Last Updated on Saturday, 24 October 2009 09:34 Posted by Clash Monday, 12 October 2009 10:01
Job-title: Registered Brokerage Associate
Web/blog site URL: www.wellsfargo.com
Give us your job description in 25 words or less. A registered brokerage associate supports/assists a financial advisor in day-to-day sales activities, including trades, reviews, and administrative tasks.
Describe a typical workday.
During a typical workday, I meet with my financial advisor and plan out the day’s events. I prepare the financial data, including performance overviews and reallocation recommendations, for the following day’s meetings. After my financial advisor meets with the day’s clients, I place the associated trades that were agreed upon in the meeting. I also field all incoming calls to the office and help clients with their service needs. Some days, I am asked to transfer/deposit funds. Other days, I receive calls notifying me of the death of a client and I am responsible for preparing the estate/death claim paperwork. There is much variation in my duties from day-to-day, depending upon the calls I receive from clients.

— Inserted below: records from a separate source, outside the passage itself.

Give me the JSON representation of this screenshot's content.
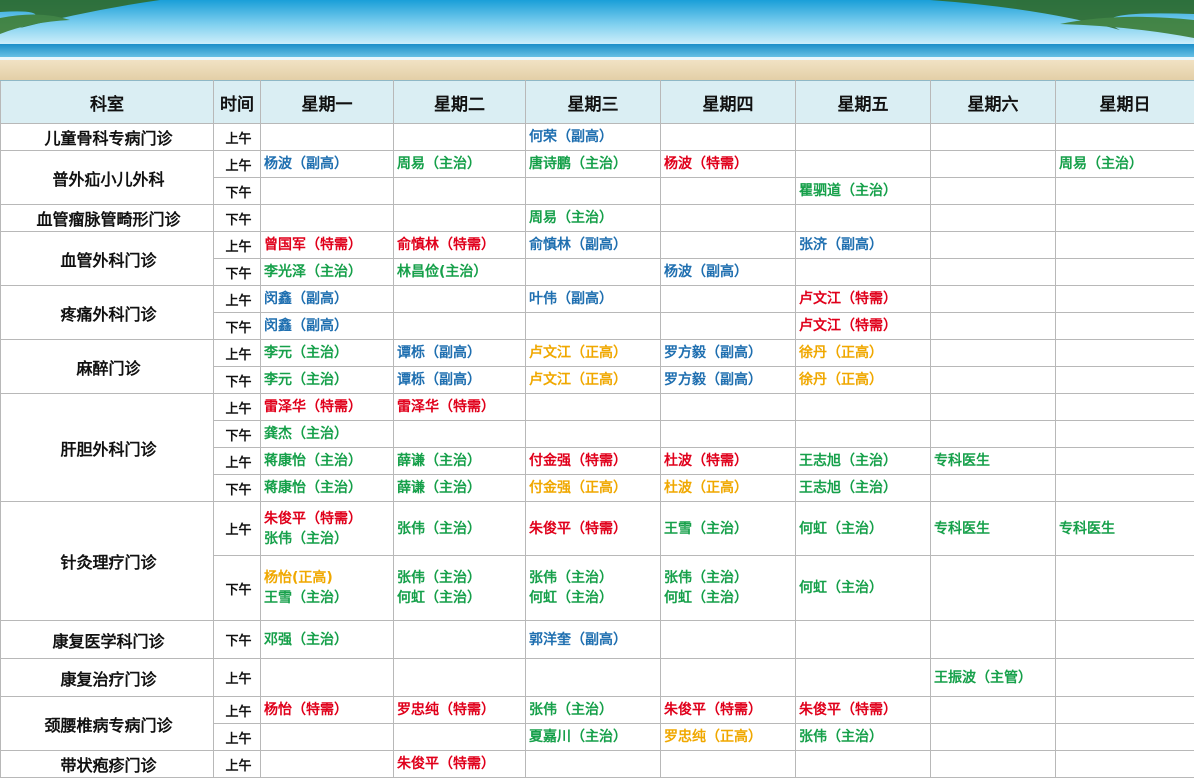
{
  "colors": {
    "blue": "#1f6fb0",
    "green": "#16a04a",
    "red": "#e0001b",
    "orange": "#f0a800",
    "header_bg": "#daeef3"
  },
  "headers": [
    "科室",
    "时间",
    "星期一",
    "星期二",
    "星期三",
    "星期四",
    "星期五",
    "星期六",
    "星期日"
  ],
  "departments": [
    {
      "name": "儿童骨科专病门诊",
      "rows": [
        {
          "time": "上午",
          "cells": [
            [],
            [],
            [
              [
                "何荣（副高）",
                "blue"
              ]
            ],
            [],
            [],
            [],
            []
          ]
        }
      ]
    },
    {
      "name": "普外疝小儿外科",
      "rows": [
        {
          "time": "上午",
          "cells": [
            [
              [
                "杨波（副高）",
                "blue"
              ]
            ],
            [
              [
                "周易（主治）",
                "green"
              ]
            ],
            [
              [
                "唐诗鹏（主治）",
                "green"
              ]
            ],
            [
              [
                "杨波（特需）",
                "red"
              ]
            ],
            [],
            [],
            [
              [
                "周易（主治）",
                "green"
              ]
            ]
          ]
        },
        {
          "time": "下午",
          "cells": [
            [],
            [],
            [],
            [],
            [
              [
                "瞿驷道（主治）",
                "green"
              ]
            ],
            [],
            []
          ]
        }
      ]
    },
    {
      "name": "血管瘤脉管畸形门诊",
      "rows": [
        {
          "time": "下午",
          "cells": [
            [],
            [],
            [
              [
                "周易（主治）",
                "green"
              ]
            ],
            [],
            [],
            [],
            []
          ]
        }
      ]
    },
    {
      "name": "血管外科门诊",
      "rows": [
        {
          "time": "上午",
          "cells": [
            [
              [
                "曾国军（特需）",
                "red"
              ]
            ],
            [
              [
                "俞慎林（特需）",
                "red"
              ]
            ],
            [
              [
                "俞慎林（副高）",
                "blue"
              ]
            ],
            [],
            [
              [
                "张济（副高）",
                "blue"
              ]
            ],
            [],
            []
          ]
        },
        {
          "time": "下午",
          "cells": [
            [
              [
                "李光泽（主治）",
                "green"
              ]
            ],
            [
              [
                "林昌俭(主治）",
                "green"
              ]
            ],
            [],
            [
              [
                "杨波（副高）",
                "blue"
              ]
            ],
            [],
            [],
            []
          ]
        }
      ]
    },
    {
      "name": "疼痛外科门诊",
      "rows": [
        {
          "time": "上午",
          "cells": [
            [
              [
                "闵鑫（副高）",
                "blue"
              ]
            ],
            [],
            [
              [
                "叶伟（副高）",
                "blue"
              ]
            ],
            [],
            [
              [
                "卢文江（特需）",
                "red"
              ]
            ],
            [],
            []
          ]
        },
        {
          "time": "下午",
          "cells": [
            [
              [
                "闵鑫（副高）",
                "blue"
              ]
            ],
            [],
            [],
            [],
            [
              [
                "卢文江（特需）",
                "red"
              ]
            ],
            [],
            []
          ]
        }
      ]
    },
    {
      "name": "麻醉门诊",
      "rows": [
        {
          "time": "上午",
          "cells": [
            [
              [
                "李元（主治）",
                "green"
              ]
            ],
            [
              [
                "谭栎（副高）",
                "blue"
              ]
            ],
            [
              [
                "卢文江（正高）",
                "orange"
              ]
            ],
            [
              [
                "罗方毅（副高）",
                "blue"
              ]
            ],
            [
              [
                "徐丹（正高）",
                "orange"
              ]
            ],
            [],
            []
          ]
        },
        {
          "time": "下午",
          "cells": [
            [
              [
                "李元（主治）",
                "green"
              ]
            ],
            [
              [
                "谭栎（副高）",
                "blue"
              ]
            ],
            [
              [
                "卢文江（正高）",
                "orange"
              ]
            ],
            [
              [
                "罗方毅（副高）",
                "blue"
              ]
            ],
            [
              [
                "徐丹（正高）",
                "orange"
              ]
            ],
            [],
            []
          ]
        }
      ]
    },
    {
      "name": "肝胆外科门诊",
      "rows": [
        {
          "time": "上午",
          "cells": [
            [
              [
                "雷泽华（特需）",
                "red"
              ]
            ],
            [
              [
                "雷泽华（特需）",
                "red"
              ]
            ],
            [],
            [],
            [],
            [],
            []
          ]
        },
        {
          "time": "下午",
          "cells": [
            [
              [
                "龚杰（主治）",
                "green"
              ]
            ],
            [],
            [],
            [],
            [],
            [],
            []
          ]
        },
        {
          "time": "上午",
          "cells": [
            [
              [
                "蒋康怡（主治）",
                "green"
              ]
            ],
            [
              [
                "薛谦（主治）",
                "green"
              ]
            ],
            [
              [
                "付金强（特需）",
                "red"
              ]
            ],
            [
              [
                "杜波（特需）",
                "red"
              ]
            ],
            [
              [
                "王志旭（主治）",
                "green"
              ]
            ],
            [
              [
                "专科医生",
                "green"
              ]
            ],
            []
          ]
        },
        {
          "time": "下午",
          "cells": [
            [
              [
                "蒋康怡（主治）",
                "green"
              ]
            ],
            [
              [
                "薛谦（主治）",
                "green"
              ]
            ],
            [
              [
                "付金强（正高）",
                "orange"
              ]
            ],
            [
              [
                "杜波（正高）",
                "orange"
              ]
            ],
            [
              [
                "王志旭（主治）",
                "green"
              ]
            ],
            [],
            []
          ]
        }
      ]
    },
    {
      "name": "针灸理疗门诊",
      "rows": [
        {
          "time": "上午",
          "cells": [
            [
              [
                "朱俊平（特需）",
                "red"
              ],
              [
                "张伟（主治）",
                "green"
              ]
            ],
            [
              [
                "张伟（主治）",
                "green"
              ]
            ],
            [
              [
                "朱俊平（特需）",
                "red"
              ]
            ],
            [
              [
                "王雪（主治）",
                "green"
              ]
            ],
            [
              [
                "何虹（主治）",
                "green"
              ]
            ],
            [
              [
                "专科医生",
                "green"
              ]
            ],
            [
              [
                "专科医生",
                "green"
              ]
            ]
          ]
        },
        {
          "time": "下午",
          "cells": [
            [
              [
                "杨怡(正高)",
                "orange"
              ],
              [
                "王雪（主治）",
                "green"
              ]
            ],
            [
              [
                "张伟（主治）",
                "green"
              ],
              [
                "何虹（主治）",
                "green"
              ]
            ],
            [
              [
                "张伟（主治）",
                "green"
              ],
              [
                "何虹（主治）",
                "green"
              ]
            ],
            [
              [
                "张伟（主治）",
                "green"
              ],
              [
                "何虹（主治）",
                "green"
              ]
            ],
            [
              [
                "何虹（主治）",
                "green"
              ]
            ],
            [],
            []
          ]
        }
      ]
    },
    {
      "name": "康复医学科门诊",
      "rows": [
        {
          "time": "下午",
          "cells": [
            [
              [
                "邓强（主治）",
                "green"
              ]
            ],
            [],
            [
              [
                "郭洋奎（副高）",
                "blue"
              ]
            ],
            [],
            [],
            [],
            []
          ]
        }
      ]
    },
    {
      "name": "康复治疗门诊",
      "rows": [
        {
          "time": "上午",
          "cells": [
            [],
            [],
            [],
            [],
            [],
            [
              [
                "王振波（主管）",
                "green"
              ]
            ],
            []
          ]
        }
      ]
    },
    {
      "name": "颈腰椎病专病门诊",
      "rows": [
        {
          "time": "上午",
          "cells": [
            [
              [
                "杨怡（特需）",
                "red"
              ]
            ],
            [
              [
                "罗忠纯（特需）",
                "red"
              ]
            ],
            [
              [
                "张伟（主治）",
                "green"
              ]
            ],
            [
              [
                "朱俊平（特需）",
                "red"
              ]
            ],
            [
              [
                "朱俊平（特需）",
                "red"
              ]
            ],
            [],
            []
          ]
        },
        {
          "time": "上午",
          "cells": [
            [],
            [],
            [
              [
                "夏嘉川（主治）",
                "green"
              ]
            ],
            [
              [
                "罗忠纯（正高）",
                "orange"
              ]
            ],
            [
              [
                "张伟（主治）",
                "green"
              ]
            ],
            [],
            []
          ]
        }
      ]
    },
    {
      "name": "带状疱疹门诊",
      "rows": [
        {
          "time": "上午",
          "cells": [
            [],
            [
              [
                "朱俊平（特需）",
                "red"
              ]
            ],
            [],
            [],
            [],
            [],
            []
          ]
        }
      ]
    }
  ]
}
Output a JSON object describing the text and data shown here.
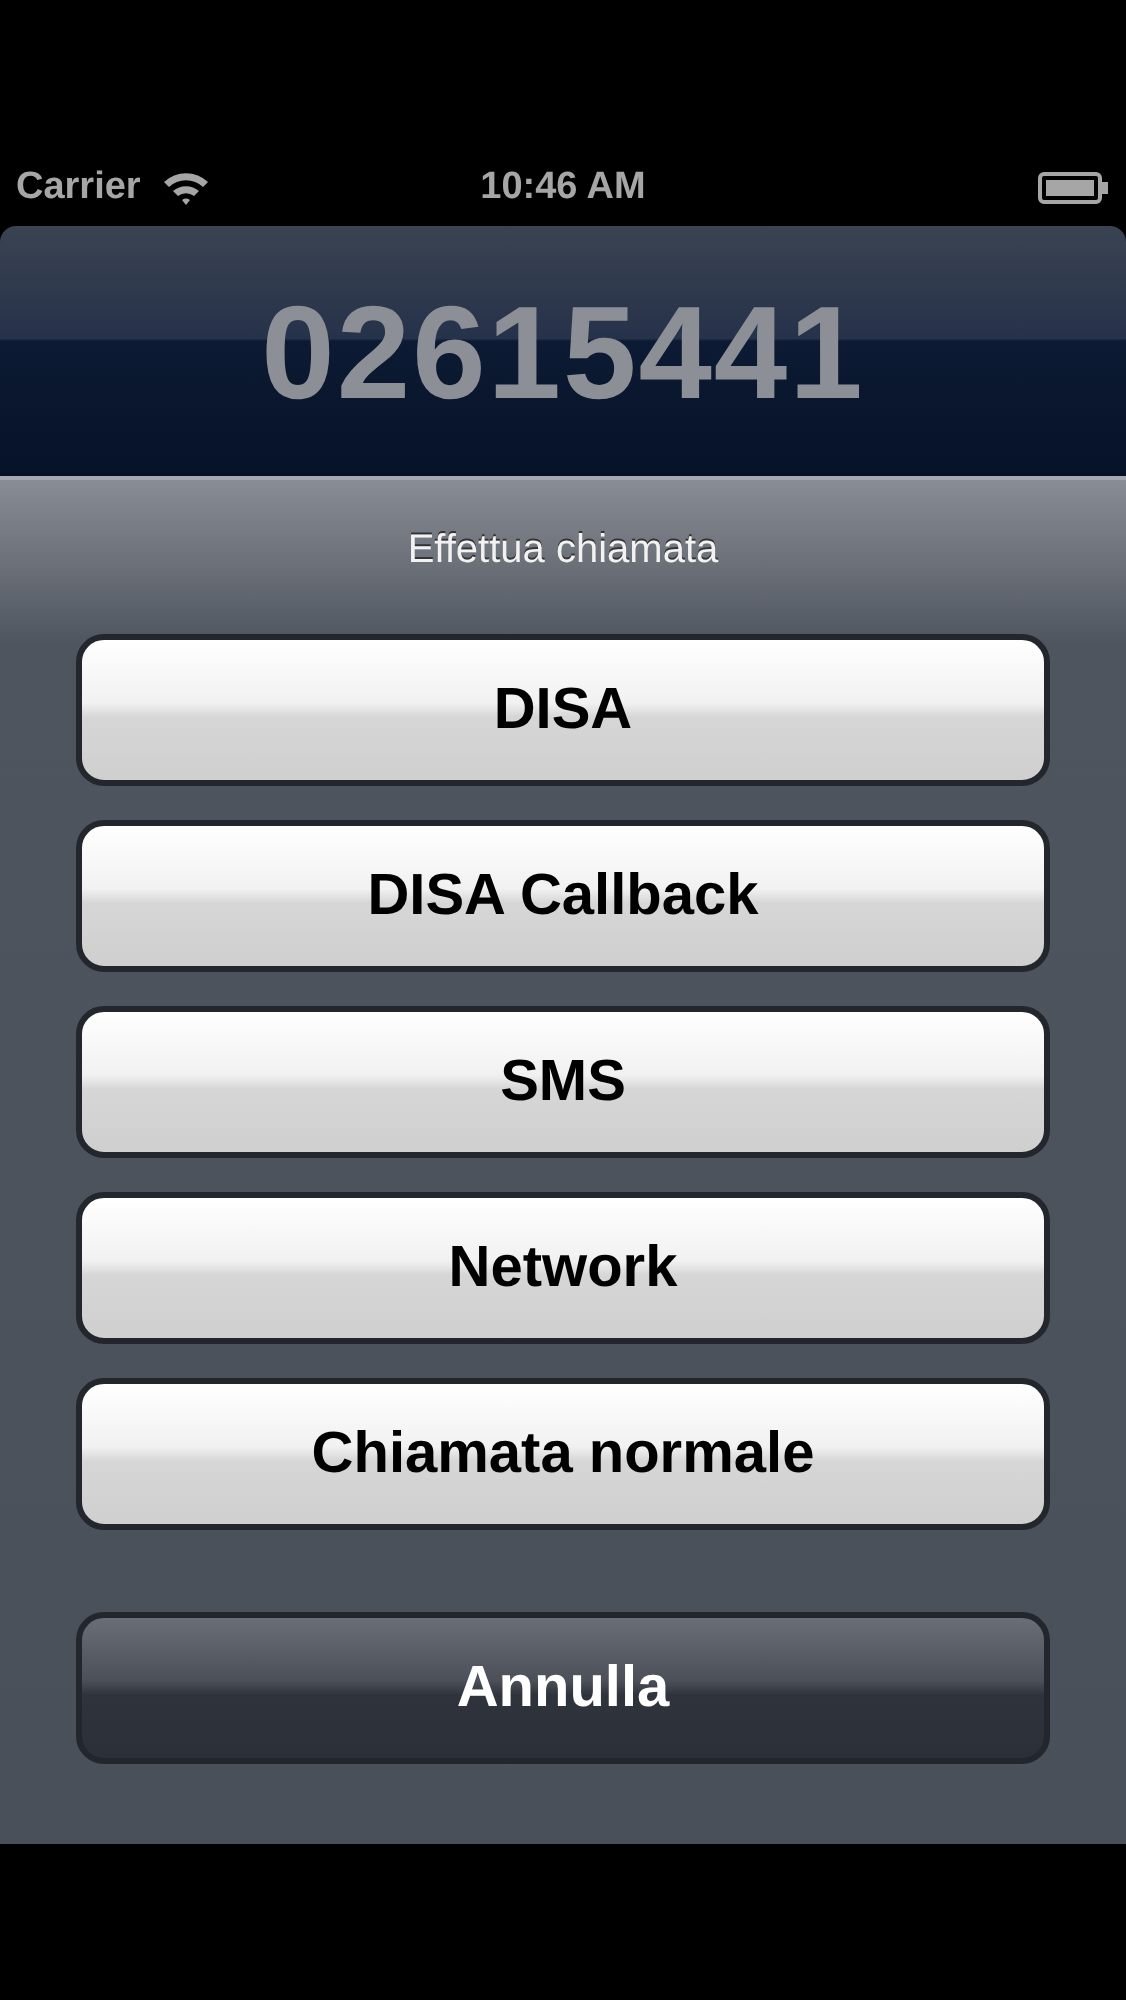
{
  "status_bar": {
    "carrier": "Carrier",
    "time": "10:46 AM"
  },
  "display": {
    "number": "02615441"
  },
  "action_sheet": {
    "title": "Effettua chiamata",
    "options": [
      {
        "label": "DISA",
        "kind": "default"
      },
      {
        "label": "DISA Callback",
        "kind": "default"
      },
      {
        "label": "SMS",
        "kind": "default"
      },
      {
        "label": "Network",
        "kind": "default"
      },
      {
        "label": "Chiamata normale",
        "kind": "default"
      },
      {
        "label": "Annulla",
        "kind": "cancel"
      }
    ]
  }
}
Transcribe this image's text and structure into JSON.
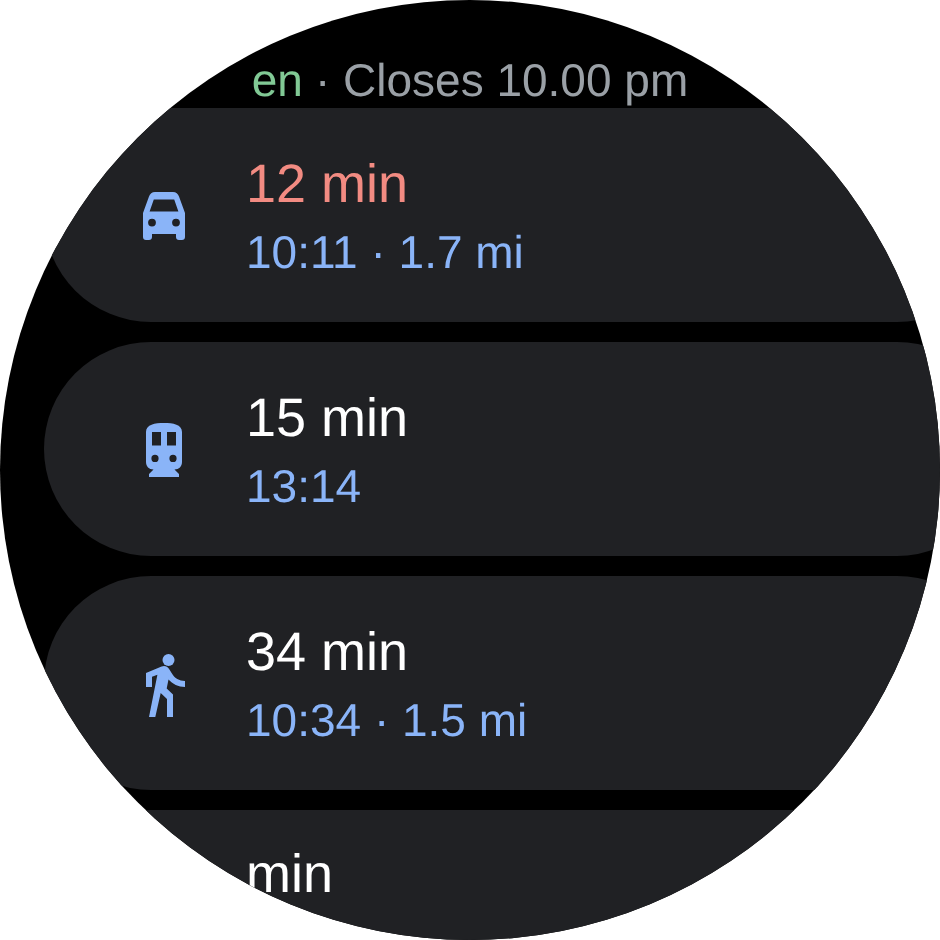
{
  "status": {
    "open_text": "en",
    "closes_text": "· Closes 10.00 pm"
  },
  "routes": [
    {
      "kind": "car",
      "duration": "12 min",
      "delayed": true,
      "details": "10:11 · 1.7 mi"
    },
    {
      "kind": "train",
      "duration": "15 min",
      "delayed": false,
      "details": "13:14"
    },
    {
      "kind": "walk",
      "duration": "34 min",
      "delayed": false,
      "details": "10:34 · 1.5 mi"
    },
    {
      "kind": "other",
      "duration": "min",
      "delayed": false
    }
  ]
}
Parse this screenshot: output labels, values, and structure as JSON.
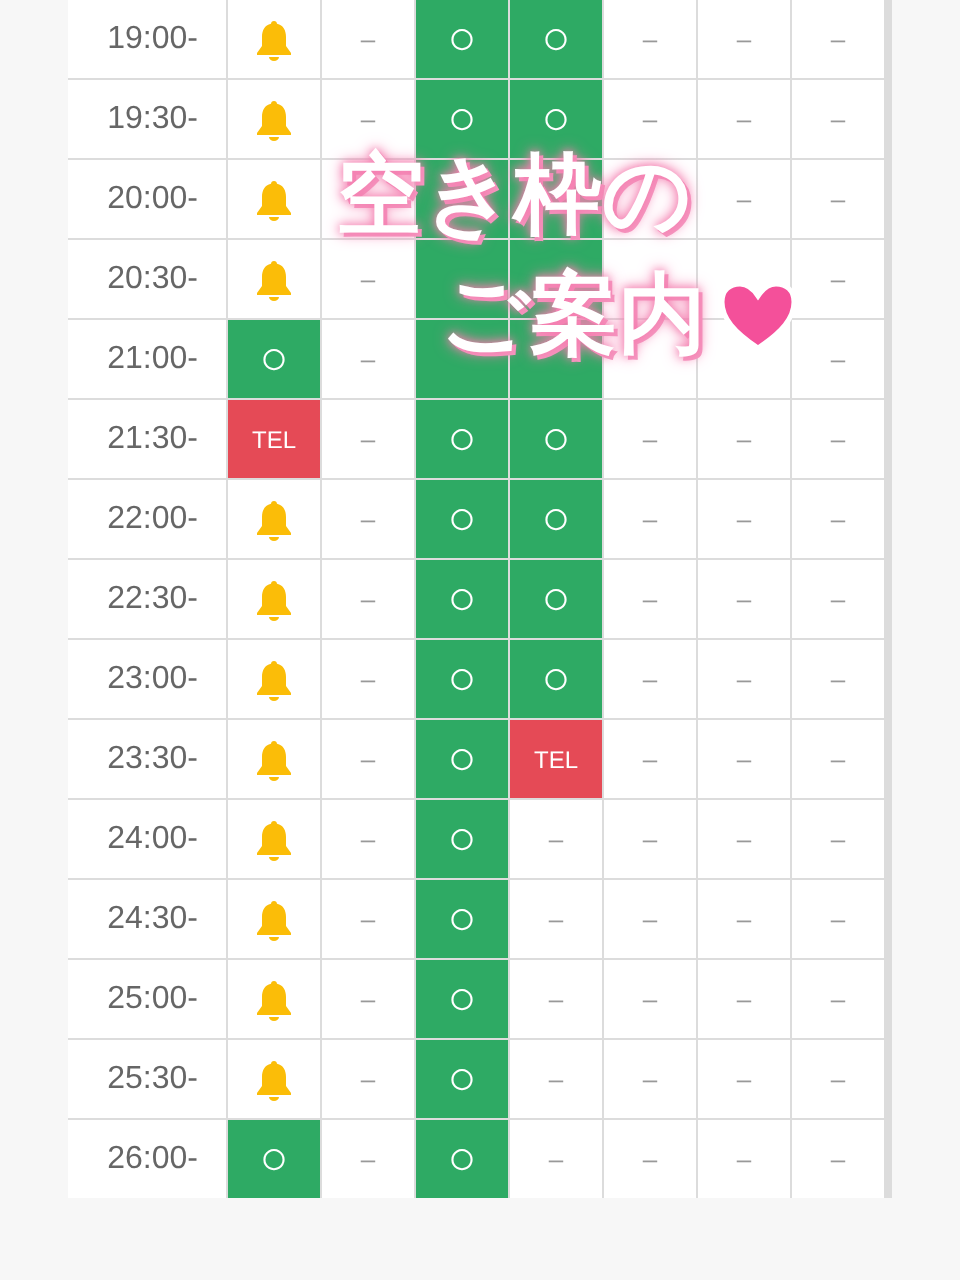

What led you to realize that you wanted to do this type of work? When I started college, I was not one of the lucky that knew exactly what I wanted to do. I displayed strong mathematical skills in high school and started with an advanced calculus class. While I enjoyed crunching numbers, I felt that a career in mathematics might lack direct interaction with others and the ability to help people on a personal level. This led me to check out the business school. I dabbled in the accounting program and eventually found finance and marketing. I loved both of these subjects and eventually made the decision to major in them. From there, I graduated and accepted a position as a financial advisor with Morgan Stanley. I quickly learned that it is very difficult to start out in the financial industry as an advisor because it is a challenge to convince people to invest their life’s wealth with a fresh college graduate. Most serious investors prefer that their advisors have a breadth of knowledge and experience and I struggled to bring on clients of my own. I, then, decided to explore the career of brokerage associate. This allowed me to work directly with an experienced advisor and his clientele. If you have an interest in becoming a financial advisor, I would strongly encourage you to consider the career of a brokerage associate. It is an excellent backdoor into the industry and a great way to learn about investing and develop relationships with clients.
Did you have any heroes or mentors in your industry that you admired? I have worked with 7 financial advisors over the last 4 years and I have learned much from each of them. I also had a close friend that dove into the business and became a very successful financial advisor straight out of school. It helped to learn from the experienced, but it was also nice to learn from a fellow college grad that was successful in becoming a financial advisor.
What type of education or training was required to land your job? My job required a 4yr degree in Finance, Accounting, or related field. Once hired, I was required to obtain several licenses before being able to speak directly with clients. My licenses include the series 7, 63, 65, 3 and I also have an insurance license.
What do you love most about your job? I love when I receive calls from clients that are frustrated/upset with a service issue. This is an opportunity for me to help and I always enjoy the challenge. It is such a great feeling to relieve their concerns and receive a much-appreciated “thank you” after I have resolved a tough issue.
What one part of your job do you wish you could hire someone else to do? I call them the double D’s. In my job, I am on the frontline to help clients distribute their wealth after a death or divorce. As the Bible warns, money can do horrible things to a person’s heart when they make it their god. Occasionally after a death and quite frequently after a divorce, I am faced with the unfortunate task of dealing with individuals that have put their money above all else in their life. As a Christian, I have found that these situations present me with the opportunity to show compassion and do my best to mediate. However, it is not always an easy task and it is a constant reminder to me that money is a temporary thing and will not follow you when you leave this earth.
What advice would you give to teenagers wanting to get into your field of work? I would encourage you to take several finance courses and also some marketing classes. While marketing is not a requirement, it is incredibly useful in the professional world for just about any position that involves the general public.
How does your job allow you to use your God-given gifts? My job requires a great deal of organization, attention to detail, and analytical thinking. These are all gifts that I use on a daily basis. More importantly, I have the opportunity to be compassionate to people that call in every day. Some of my favorite clients and calls have little to do with money and all to do with the personal relationships I’ve developed and the stories these clients have shared with me.